## TASK INSTRUCTIONS
Search the listing below, and show each line that includes the word "citizen".

## SOURCE MATERIAL
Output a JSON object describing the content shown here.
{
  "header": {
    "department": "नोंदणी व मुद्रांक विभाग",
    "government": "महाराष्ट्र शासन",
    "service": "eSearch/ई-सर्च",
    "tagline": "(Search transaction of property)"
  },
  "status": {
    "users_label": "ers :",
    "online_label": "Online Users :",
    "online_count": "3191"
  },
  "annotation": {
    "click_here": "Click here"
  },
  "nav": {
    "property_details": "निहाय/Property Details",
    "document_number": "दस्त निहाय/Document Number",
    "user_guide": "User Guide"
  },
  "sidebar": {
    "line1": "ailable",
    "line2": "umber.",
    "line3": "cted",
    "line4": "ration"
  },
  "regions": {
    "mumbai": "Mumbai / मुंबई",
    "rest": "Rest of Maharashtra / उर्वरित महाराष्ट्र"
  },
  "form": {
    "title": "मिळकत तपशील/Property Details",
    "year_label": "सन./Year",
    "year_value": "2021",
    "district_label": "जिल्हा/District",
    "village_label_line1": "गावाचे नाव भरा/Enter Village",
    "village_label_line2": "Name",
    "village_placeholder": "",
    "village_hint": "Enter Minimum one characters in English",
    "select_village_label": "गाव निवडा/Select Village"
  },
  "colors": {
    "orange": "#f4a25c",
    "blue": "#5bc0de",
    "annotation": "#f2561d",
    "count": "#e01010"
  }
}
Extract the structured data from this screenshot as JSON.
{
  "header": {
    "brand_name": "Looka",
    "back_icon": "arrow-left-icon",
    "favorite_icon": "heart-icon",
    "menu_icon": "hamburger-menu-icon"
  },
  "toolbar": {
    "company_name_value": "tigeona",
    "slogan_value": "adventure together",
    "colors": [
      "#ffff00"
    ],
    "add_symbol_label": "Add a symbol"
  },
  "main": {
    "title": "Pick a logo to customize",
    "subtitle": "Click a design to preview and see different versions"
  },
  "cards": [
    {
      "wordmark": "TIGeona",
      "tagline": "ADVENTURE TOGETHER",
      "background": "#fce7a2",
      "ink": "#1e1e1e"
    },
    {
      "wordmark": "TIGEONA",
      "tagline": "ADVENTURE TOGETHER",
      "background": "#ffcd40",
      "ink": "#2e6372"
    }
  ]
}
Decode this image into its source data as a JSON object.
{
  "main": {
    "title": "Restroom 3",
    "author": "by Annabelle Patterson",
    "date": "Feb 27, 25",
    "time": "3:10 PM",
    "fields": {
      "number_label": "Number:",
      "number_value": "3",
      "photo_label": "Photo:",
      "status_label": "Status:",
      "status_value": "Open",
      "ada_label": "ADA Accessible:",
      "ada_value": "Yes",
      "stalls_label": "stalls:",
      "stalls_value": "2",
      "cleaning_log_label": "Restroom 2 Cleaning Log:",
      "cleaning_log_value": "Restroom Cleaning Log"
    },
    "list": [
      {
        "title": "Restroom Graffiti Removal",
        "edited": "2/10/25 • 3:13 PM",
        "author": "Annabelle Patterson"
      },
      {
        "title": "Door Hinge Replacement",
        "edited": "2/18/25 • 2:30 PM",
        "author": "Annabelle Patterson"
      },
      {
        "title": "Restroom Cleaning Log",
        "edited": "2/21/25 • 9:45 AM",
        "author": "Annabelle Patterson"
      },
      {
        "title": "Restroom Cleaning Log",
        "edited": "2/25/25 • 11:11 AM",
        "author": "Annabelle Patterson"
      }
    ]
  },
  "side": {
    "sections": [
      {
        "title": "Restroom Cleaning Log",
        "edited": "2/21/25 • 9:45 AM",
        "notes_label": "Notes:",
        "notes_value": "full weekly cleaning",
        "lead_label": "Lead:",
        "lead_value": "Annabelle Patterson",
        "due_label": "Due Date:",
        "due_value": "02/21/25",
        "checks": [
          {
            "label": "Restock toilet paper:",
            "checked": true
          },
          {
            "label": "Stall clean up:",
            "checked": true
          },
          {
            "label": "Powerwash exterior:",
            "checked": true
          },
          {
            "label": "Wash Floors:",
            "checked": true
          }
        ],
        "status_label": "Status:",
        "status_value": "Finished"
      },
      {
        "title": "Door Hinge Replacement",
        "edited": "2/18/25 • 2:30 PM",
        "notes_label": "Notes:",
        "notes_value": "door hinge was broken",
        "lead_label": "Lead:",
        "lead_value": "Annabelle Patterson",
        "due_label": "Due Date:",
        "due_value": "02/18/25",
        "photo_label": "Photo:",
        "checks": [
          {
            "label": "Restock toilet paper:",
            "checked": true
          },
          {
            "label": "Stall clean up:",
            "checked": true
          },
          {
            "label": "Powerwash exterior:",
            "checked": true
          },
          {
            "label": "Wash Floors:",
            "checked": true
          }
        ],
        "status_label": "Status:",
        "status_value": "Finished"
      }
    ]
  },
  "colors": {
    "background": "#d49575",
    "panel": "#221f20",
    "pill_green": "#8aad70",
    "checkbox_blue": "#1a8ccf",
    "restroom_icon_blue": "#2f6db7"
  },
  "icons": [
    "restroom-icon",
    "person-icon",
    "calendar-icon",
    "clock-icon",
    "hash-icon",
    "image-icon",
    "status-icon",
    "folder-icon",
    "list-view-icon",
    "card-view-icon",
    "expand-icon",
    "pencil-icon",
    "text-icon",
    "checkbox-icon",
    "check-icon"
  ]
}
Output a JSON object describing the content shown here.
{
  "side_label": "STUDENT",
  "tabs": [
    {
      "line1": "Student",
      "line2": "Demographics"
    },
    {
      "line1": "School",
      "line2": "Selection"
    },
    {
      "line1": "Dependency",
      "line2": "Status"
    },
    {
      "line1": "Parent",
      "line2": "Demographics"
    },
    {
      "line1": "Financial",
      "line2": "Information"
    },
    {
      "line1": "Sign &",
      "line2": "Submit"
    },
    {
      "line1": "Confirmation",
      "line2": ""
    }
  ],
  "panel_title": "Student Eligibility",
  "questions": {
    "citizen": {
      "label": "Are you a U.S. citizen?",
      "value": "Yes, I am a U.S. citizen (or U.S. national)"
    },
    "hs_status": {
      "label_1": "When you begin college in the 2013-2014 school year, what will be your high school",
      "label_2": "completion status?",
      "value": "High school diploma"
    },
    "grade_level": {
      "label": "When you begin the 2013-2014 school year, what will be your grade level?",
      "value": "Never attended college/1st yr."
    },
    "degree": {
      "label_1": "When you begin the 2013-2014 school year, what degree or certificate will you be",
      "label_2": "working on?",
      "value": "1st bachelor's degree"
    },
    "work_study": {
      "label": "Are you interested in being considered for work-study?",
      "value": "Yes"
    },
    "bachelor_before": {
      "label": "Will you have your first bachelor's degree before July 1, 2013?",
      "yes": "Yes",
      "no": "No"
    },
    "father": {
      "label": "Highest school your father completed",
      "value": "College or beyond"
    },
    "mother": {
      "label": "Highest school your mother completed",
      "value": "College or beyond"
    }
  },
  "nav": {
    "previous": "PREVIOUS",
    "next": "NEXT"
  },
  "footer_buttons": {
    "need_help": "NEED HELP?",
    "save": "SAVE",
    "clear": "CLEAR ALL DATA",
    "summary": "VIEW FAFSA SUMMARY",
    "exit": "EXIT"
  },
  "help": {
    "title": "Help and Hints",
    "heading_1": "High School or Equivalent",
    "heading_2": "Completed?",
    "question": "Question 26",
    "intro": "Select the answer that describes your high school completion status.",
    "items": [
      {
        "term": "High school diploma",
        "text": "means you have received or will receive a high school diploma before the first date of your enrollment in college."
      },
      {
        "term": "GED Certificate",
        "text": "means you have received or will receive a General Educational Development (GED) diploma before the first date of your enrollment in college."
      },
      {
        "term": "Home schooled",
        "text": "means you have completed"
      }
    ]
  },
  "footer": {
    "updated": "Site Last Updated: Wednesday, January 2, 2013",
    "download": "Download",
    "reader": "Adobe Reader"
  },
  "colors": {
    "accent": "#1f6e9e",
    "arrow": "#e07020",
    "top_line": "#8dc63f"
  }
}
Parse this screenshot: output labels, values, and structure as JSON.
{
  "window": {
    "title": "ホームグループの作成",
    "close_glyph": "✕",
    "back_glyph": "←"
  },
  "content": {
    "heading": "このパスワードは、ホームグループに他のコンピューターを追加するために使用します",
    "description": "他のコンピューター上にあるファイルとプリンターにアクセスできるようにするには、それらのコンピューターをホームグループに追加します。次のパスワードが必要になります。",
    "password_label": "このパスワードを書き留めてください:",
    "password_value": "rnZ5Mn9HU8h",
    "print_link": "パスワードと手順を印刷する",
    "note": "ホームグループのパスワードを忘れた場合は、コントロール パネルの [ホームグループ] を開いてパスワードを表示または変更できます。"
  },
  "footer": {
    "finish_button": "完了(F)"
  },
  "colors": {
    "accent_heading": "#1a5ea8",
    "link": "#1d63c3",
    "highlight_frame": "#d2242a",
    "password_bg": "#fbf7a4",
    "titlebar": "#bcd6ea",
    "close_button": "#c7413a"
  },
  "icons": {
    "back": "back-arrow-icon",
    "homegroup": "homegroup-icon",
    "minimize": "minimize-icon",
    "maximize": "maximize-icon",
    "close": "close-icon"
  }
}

## SOLUTION FOR THIS TASK
    "citizen": {
      "label": "Are you a U.S. citizen?",
      "value": "Yes, I am a U.S. citizen (or U.S. national)"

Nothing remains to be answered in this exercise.